Problem requirements. Each line below that includes the word "نیاز" is to be reported.
- - - - - - -
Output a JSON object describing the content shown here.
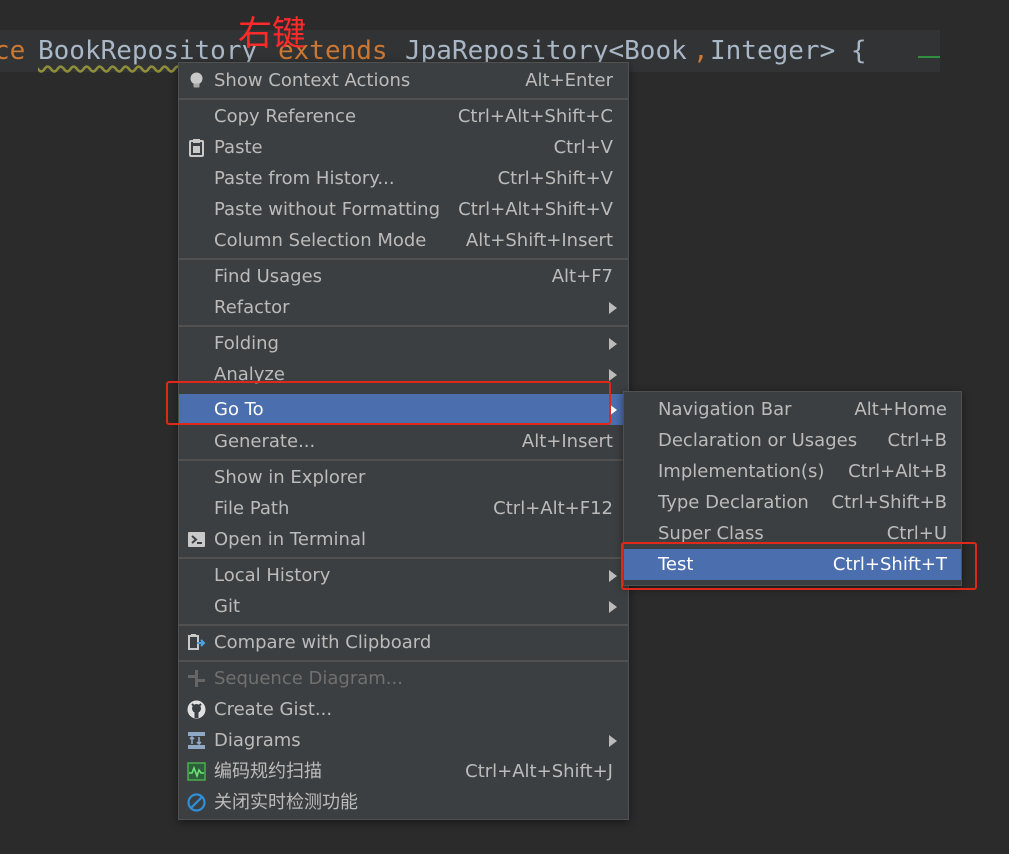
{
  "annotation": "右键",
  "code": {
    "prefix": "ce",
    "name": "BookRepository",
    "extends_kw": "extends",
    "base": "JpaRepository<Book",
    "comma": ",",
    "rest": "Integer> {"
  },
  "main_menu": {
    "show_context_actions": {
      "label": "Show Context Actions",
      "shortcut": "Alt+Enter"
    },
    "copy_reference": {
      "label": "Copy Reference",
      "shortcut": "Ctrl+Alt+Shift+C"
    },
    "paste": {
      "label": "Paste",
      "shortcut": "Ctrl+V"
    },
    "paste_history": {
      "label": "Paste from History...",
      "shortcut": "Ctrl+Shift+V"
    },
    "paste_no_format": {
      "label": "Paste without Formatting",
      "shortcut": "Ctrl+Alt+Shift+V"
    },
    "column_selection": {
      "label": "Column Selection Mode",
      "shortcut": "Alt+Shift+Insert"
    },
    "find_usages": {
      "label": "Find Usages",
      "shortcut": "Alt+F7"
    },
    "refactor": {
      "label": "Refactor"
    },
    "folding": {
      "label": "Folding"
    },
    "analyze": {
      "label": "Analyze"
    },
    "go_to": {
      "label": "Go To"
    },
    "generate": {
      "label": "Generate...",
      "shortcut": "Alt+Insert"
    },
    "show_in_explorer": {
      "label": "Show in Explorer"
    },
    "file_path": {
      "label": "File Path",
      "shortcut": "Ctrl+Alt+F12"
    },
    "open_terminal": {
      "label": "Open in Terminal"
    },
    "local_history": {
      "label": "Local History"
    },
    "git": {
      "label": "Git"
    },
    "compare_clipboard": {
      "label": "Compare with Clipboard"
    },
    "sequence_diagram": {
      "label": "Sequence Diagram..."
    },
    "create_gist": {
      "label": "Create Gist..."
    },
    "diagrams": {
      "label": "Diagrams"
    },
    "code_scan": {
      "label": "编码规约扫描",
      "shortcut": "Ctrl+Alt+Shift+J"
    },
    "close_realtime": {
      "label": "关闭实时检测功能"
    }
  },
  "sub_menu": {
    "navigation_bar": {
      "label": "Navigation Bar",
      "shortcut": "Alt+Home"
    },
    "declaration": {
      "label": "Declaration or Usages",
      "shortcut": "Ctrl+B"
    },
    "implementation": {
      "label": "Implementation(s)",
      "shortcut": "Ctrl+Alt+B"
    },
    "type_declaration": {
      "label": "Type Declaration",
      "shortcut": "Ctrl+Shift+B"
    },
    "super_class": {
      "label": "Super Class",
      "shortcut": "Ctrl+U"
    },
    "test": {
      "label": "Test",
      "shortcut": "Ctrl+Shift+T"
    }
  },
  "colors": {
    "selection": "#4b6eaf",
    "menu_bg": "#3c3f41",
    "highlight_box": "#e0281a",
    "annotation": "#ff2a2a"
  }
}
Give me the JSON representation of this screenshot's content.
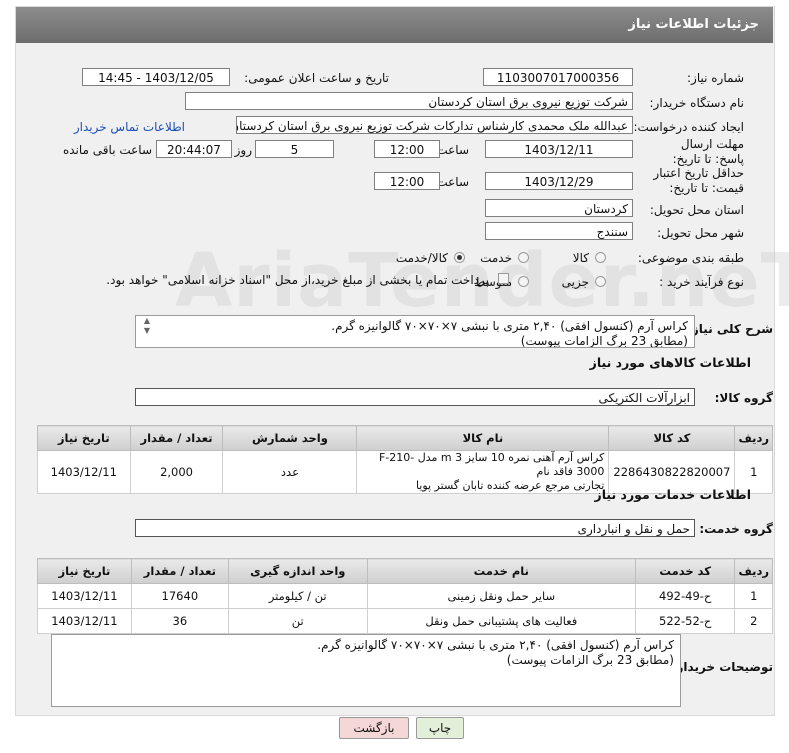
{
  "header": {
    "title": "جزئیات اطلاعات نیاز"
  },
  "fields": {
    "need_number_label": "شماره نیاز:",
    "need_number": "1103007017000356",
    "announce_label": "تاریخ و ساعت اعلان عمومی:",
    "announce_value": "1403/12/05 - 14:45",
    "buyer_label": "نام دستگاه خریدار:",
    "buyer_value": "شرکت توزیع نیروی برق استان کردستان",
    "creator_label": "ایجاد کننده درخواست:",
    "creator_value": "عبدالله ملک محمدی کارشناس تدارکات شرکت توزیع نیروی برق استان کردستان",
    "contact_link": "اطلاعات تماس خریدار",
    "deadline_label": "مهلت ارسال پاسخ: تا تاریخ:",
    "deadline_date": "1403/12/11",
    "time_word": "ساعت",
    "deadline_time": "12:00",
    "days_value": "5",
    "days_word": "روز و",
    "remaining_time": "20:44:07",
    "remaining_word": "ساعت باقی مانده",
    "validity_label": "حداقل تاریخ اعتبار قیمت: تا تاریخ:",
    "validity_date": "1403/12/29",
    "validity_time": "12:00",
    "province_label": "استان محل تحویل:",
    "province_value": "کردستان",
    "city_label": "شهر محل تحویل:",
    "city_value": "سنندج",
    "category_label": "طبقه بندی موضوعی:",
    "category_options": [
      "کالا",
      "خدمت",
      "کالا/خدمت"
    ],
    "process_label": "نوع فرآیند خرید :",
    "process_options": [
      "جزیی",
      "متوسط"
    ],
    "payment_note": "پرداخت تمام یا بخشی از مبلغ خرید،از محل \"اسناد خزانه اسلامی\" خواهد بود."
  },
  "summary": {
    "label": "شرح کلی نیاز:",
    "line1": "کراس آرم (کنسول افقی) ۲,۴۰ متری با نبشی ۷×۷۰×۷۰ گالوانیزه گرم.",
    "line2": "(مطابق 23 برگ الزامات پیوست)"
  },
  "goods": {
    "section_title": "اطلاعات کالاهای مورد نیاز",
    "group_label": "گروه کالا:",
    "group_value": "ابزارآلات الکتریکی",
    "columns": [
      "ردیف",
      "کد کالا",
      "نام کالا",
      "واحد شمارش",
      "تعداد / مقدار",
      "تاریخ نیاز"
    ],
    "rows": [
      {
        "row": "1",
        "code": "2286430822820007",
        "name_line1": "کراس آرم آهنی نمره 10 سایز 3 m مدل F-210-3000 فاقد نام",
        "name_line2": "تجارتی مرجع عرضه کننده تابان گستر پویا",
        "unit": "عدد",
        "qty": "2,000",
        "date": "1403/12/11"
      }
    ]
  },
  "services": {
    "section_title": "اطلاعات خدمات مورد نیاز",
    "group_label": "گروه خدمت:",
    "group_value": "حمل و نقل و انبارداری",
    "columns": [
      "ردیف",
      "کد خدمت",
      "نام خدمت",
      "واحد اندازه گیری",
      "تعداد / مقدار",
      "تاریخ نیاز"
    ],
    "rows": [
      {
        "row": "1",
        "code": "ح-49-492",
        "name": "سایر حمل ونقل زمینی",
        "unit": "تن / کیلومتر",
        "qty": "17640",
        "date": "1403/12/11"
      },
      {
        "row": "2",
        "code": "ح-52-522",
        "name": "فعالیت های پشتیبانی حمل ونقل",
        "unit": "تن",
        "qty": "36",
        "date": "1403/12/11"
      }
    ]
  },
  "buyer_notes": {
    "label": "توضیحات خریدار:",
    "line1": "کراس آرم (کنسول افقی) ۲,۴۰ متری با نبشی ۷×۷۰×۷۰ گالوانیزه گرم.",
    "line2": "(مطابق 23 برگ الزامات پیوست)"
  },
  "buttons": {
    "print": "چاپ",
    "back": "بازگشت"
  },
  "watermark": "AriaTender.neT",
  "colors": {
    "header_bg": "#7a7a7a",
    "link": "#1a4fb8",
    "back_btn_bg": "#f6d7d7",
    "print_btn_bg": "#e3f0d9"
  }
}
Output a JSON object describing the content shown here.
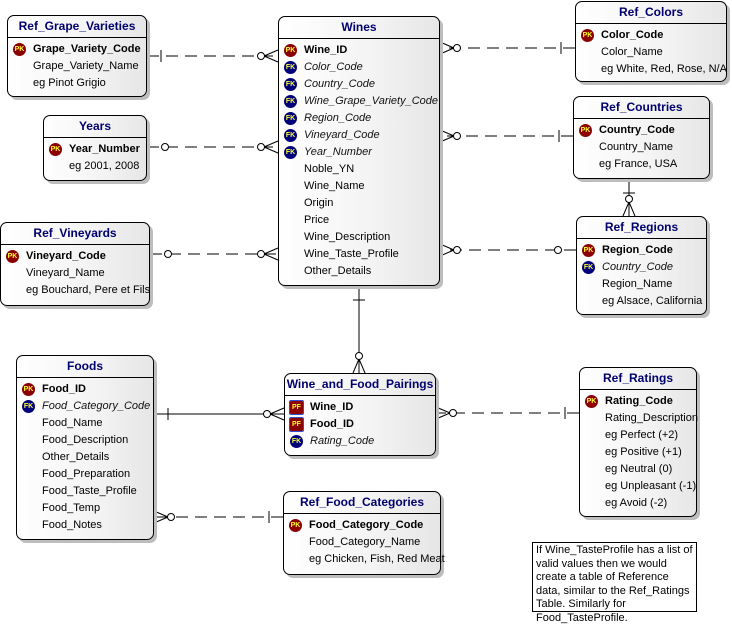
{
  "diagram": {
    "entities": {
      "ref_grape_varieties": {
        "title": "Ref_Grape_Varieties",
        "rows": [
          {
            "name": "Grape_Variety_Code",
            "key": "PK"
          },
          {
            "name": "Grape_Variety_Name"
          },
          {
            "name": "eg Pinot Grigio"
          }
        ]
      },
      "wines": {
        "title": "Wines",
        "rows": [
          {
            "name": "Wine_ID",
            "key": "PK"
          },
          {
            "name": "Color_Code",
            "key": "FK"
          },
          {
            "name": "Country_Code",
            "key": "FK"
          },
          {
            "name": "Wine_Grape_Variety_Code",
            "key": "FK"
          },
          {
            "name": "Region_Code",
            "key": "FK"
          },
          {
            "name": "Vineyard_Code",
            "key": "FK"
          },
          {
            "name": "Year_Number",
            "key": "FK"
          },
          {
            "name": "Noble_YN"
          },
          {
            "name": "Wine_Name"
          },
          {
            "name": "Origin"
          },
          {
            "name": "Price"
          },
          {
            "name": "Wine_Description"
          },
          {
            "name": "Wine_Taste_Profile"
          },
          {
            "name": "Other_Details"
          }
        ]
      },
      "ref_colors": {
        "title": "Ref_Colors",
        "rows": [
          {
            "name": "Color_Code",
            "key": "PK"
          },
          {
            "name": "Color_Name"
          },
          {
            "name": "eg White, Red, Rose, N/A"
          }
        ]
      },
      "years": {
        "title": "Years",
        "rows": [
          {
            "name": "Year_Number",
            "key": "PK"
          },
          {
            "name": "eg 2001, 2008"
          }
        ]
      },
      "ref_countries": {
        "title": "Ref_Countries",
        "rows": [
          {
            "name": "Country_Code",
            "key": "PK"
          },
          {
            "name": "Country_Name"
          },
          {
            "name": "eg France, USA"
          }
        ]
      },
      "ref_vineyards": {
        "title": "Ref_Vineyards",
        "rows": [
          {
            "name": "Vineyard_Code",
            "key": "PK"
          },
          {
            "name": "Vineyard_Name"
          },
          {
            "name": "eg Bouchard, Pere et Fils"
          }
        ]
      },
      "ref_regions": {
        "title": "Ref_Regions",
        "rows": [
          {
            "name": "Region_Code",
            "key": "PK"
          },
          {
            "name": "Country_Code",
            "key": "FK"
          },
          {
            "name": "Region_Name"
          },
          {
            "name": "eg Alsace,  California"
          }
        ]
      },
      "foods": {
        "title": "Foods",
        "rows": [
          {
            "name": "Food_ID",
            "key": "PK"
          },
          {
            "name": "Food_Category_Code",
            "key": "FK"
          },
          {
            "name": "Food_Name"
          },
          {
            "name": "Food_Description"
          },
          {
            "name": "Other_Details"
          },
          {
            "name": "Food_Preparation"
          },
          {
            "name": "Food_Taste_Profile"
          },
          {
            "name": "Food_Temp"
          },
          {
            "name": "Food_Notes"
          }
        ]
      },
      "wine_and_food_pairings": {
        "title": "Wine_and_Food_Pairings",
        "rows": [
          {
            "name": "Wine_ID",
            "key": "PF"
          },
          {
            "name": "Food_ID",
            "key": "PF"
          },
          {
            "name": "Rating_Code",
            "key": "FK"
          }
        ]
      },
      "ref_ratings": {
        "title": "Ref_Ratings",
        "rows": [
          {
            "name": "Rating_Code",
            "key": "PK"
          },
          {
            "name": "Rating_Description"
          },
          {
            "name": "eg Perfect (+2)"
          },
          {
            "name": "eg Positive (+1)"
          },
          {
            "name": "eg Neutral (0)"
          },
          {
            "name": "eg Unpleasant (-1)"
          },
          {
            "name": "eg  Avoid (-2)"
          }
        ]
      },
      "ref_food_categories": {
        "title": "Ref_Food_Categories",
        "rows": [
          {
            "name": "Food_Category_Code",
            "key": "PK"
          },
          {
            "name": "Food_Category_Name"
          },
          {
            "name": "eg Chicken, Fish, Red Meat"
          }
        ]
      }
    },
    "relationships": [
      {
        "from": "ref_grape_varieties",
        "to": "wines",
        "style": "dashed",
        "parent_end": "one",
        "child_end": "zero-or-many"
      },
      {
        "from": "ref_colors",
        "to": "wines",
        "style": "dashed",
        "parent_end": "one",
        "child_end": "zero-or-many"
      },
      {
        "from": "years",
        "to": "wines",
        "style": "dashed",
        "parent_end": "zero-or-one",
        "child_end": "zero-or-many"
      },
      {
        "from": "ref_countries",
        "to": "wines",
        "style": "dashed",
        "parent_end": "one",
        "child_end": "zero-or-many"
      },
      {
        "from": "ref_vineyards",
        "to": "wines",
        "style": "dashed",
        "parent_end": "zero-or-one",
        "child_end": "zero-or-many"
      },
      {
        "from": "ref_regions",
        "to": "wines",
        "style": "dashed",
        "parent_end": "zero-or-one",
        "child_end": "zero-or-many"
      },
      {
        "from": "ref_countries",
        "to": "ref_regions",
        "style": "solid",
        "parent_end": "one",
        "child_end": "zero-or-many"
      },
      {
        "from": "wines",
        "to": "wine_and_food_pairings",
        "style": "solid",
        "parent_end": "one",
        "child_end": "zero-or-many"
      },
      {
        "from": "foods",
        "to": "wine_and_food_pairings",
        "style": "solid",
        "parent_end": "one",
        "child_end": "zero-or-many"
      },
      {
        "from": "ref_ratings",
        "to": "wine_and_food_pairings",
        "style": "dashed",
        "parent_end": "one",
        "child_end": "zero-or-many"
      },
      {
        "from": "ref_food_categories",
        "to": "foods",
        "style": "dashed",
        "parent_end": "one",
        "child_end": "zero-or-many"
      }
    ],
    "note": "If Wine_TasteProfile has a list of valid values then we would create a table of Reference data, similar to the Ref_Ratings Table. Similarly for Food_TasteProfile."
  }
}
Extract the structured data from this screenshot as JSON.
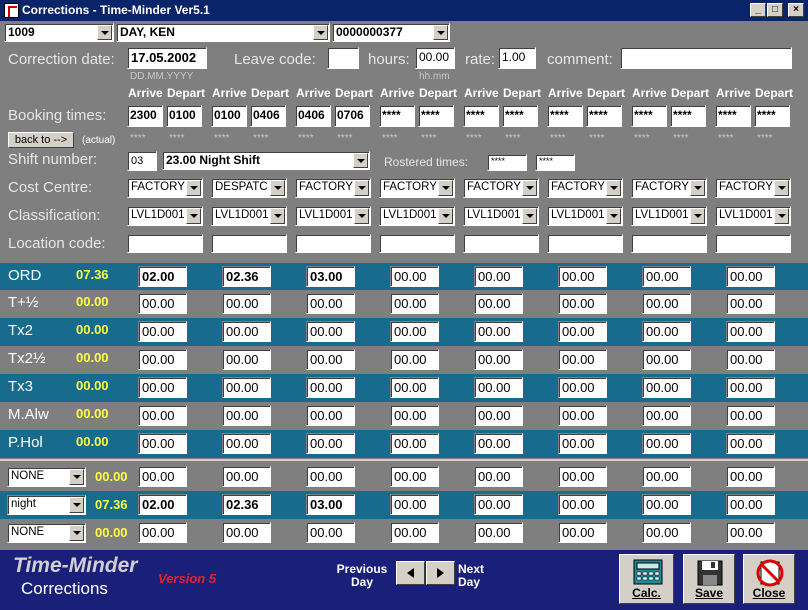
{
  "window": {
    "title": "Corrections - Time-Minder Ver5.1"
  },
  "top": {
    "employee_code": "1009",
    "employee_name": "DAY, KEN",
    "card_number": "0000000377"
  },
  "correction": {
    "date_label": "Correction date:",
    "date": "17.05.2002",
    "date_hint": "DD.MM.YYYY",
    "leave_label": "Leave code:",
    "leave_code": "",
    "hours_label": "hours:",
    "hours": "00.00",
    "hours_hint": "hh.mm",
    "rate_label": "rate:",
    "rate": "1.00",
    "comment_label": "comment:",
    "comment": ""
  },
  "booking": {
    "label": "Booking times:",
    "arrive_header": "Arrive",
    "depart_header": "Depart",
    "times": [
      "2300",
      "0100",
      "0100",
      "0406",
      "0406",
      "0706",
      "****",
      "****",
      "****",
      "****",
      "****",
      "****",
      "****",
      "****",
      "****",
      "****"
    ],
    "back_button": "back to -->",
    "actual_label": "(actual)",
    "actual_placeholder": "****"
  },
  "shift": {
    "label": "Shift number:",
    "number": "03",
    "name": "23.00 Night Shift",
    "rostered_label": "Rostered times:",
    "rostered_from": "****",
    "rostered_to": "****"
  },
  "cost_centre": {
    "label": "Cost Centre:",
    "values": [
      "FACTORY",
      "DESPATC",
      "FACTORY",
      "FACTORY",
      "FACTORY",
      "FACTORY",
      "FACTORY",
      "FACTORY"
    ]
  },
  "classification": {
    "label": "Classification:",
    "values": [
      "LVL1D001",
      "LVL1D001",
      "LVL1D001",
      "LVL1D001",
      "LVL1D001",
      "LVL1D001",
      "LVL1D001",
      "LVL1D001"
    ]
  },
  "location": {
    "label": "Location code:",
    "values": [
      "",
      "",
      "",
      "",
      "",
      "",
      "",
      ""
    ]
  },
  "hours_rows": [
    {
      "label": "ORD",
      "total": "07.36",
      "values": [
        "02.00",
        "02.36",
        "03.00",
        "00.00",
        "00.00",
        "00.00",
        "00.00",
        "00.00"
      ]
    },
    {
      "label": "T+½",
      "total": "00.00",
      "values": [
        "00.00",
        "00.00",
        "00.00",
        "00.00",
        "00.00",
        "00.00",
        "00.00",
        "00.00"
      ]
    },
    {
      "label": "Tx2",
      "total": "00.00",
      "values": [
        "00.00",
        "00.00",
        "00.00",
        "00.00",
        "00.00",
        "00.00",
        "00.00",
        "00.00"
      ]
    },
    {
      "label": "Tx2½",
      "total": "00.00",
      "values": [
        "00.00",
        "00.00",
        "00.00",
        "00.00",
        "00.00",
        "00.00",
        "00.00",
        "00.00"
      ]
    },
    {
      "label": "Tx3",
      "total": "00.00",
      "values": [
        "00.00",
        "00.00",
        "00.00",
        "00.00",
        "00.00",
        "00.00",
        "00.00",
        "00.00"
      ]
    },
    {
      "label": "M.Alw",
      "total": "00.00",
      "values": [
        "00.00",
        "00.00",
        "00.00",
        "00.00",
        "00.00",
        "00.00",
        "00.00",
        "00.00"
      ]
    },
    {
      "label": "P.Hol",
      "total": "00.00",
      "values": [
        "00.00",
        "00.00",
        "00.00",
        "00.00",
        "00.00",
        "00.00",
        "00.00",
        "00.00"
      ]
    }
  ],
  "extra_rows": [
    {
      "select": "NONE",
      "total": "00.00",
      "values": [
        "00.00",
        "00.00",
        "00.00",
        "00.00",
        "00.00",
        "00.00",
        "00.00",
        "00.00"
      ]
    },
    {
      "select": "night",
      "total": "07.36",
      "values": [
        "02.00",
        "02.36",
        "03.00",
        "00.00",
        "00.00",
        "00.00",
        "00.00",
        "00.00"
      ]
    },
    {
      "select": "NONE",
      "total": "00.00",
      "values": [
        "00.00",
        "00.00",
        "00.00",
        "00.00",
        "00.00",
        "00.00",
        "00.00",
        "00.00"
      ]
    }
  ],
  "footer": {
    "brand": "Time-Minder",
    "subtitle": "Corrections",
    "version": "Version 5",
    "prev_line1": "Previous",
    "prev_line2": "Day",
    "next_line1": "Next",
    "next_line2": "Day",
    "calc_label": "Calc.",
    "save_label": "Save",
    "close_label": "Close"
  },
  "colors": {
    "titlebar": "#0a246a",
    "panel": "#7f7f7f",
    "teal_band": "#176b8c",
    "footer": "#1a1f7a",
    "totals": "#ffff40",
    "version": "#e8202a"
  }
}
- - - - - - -
Exercise solution.
    "title": "جزئیات اطلاعات نیاز"
    "need_number_label": "شماره نیاز:",
    "label": "شرح کلی نیاز:",
    "section_title": "اطلاعات کالاهای مورد نیاز",
      "تاریخ نیاز"
    "section_title": "اطلاعات خدمات مورد نیاز",
      "تاریخ نیاز"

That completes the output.